◆ **TASK BRIEF**
Find every line in the data that contains the word "sunset". Return each of those lines.

(Dataset rows for apps and sites)
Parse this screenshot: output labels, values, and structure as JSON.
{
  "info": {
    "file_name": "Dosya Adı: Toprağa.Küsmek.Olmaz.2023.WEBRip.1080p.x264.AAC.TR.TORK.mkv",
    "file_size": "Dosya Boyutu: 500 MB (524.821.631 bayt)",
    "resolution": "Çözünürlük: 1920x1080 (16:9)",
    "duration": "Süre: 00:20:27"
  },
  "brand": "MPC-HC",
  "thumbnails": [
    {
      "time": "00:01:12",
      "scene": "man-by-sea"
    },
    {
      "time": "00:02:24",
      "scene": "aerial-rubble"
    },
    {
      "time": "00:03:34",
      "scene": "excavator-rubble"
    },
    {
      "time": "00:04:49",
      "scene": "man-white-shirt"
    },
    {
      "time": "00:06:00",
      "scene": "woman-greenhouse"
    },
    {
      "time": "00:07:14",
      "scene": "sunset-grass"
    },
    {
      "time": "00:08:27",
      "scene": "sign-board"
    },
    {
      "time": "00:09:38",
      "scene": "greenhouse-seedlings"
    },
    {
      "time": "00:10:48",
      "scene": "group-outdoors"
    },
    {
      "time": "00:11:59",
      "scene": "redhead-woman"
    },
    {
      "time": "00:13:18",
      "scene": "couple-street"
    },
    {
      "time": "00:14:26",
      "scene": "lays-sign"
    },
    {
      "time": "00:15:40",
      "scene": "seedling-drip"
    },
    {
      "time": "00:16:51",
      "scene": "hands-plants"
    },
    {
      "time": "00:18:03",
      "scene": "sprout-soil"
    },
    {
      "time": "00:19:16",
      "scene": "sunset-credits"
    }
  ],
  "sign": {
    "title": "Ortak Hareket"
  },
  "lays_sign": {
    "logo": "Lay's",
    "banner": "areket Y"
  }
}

◆ **EXERCISE RESULT**
      "scene": "sunset-grass"
      "scene": "sunset-credits"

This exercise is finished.